### RECORDS PROVIDED
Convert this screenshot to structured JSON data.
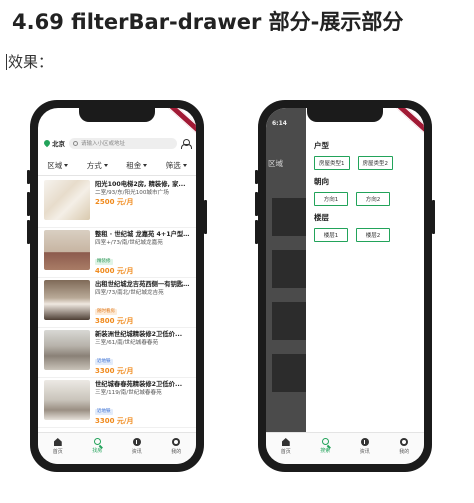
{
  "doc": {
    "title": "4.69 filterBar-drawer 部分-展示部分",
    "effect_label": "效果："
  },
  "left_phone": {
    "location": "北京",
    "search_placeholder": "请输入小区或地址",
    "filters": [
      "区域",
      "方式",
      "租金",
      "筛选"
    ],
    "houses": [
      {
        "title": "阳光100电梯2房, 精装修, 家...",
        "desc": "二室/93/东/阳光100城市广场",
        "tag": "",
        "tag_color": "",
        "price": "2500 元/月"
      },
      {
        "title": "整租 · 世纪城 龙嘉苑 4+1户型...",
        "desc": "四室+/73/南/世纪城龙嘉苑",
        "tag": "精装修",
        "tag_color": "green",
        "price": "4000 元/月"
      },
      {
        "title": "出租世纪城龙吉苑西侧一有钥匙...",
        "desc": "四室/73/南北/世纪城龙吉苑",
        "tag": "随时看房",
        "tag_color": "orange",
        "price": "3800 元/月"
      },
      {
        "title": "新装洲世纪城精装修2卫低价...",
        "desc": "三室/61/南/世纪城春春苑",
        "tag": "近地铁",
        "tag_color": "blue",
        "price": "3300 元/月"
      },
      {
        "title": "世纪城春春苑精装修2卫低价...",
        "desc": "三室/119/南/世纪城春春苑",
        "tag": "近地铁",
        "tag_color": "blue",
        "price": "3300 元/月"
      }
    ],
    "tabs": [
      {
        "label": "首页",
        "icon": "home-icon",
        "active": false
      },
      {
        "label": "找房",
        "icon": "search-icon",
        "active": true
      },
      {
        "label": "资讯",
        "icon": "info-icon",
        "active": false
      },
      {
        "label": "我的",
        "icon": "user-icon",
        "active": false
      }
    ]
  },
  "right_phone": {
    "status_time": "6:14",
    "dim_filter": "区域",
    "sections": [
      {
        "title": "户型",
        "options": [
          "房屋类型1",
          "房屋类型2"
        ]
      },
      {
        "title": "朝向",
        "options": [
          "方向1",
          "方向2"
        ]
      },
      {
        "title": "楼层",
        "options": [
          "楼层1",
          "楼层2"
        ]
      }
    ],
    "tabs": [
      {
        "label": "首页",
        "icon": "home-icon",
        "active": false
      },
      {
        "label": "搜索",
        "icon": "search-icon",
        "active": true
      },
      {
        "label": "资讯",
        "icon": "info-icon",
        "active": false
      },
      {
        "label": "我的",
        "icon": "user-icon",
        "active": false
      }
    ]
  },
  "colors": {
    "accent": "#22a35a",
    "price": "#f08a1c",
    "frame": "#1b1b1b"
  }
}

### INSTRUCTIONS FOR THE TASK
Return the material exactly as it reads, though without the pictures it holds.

### REPLY TO THE TASK
Convert this screenshot to structured JSON data.
{
  "doc": {
    "title": "4.69 filterBar-drawer 部分-展示部分",
    "effect_label": "效果："
  },
  "left_phone": {
    "location": "北京",
    "search_placeholder": "请输入小区或地址",
    "filters": [
      "区域",
      "方式",
      "租金",
      "筛选"
    ],
    "houses": [
      {
        "title": "阳光100电梯2房, 精装修, 家...",
        "desc": "二室/93/东/阳光100城市广场",
        "tag": "",
        "tag_color": "",
        "price": "2500 元/月"
      },
      {
        "title": "整租 · 世纪城 龙嘉苑 4+1户型...",
        "desc": "四室+/73/南/世纪城龙嘉苑",
        "tag": "精装修",
        "tag_color": "green",
        "price": "4000 元/月"
      },
      {
        "title": "出租世纪城龙吉苑西侧一有钥匙...",
        "desc": "四室/73/南北/世纪城龙吉苑",
        "tag": "随时看房",
        "tag_color": "orange",
        "price": "3800 元/月"
      },
      {
        "title": "新装洲世纪城精装修2卫低价...",
        "desc": "三室/61/南/世纪城春春苑",
        "tag": "近地铁",
        "tag_color": "blue",
        "price": "3300 元/月"
      },
      {
        "title": "世纪城春春苑精装修2卫低价...",
        "desc": "三室/119/南/世纪城春春苑",
        "tag": "近地铁",
        "tag_color": "blue",
        "price": "3300 元/月"
      }
    ],
    "tabs": [
      {
        "label": "首页",
        "icon": "home-icon",
        "active": false
      },
      {
        "label": "找房",
        "icon": "search-icon",
        "active": true
      },
      {
        "label": "资讯",
        "icon": "info-icon",
        "active": false
      },
      {
        "label": "我的",
        "icon": "user-icon",
        "active": false
      }
    ]
  },
  "right_phone": {
    "status_time": "6:14",
    "dim_filter": "区域",
    "sections": [
      {
        "title": "户型",
        "options": [
          "房屋类型1",
          "房屋类型2"
        ]
      },
      {
        "title": "朝向",
        "options": [
          "方向1",
          "方向2"
        ]
      },
      {
        "title": "楼层",
        "options": [
          "楼层1",
          "楼层2"
        ]
      }
    ],
    "tabs": [
      {
        "label": "首页",
        "icon": "home-icon",
        "active": false
      },
      {
        "label": "搜索",
        "icon": "search-icon",
        "active": true
      },
      {
        "label": "资讯",
        "icon": "info-icon",
        "active": false
      },
      {
        "label": "我的",
        "icon": "user-icon",
        "active": false
      }
    ]
  },
  "colors": {
    "accent": "#22a35a",
    "price": "#f08a1c",
    "frame": "#1b1b1b"
  }
}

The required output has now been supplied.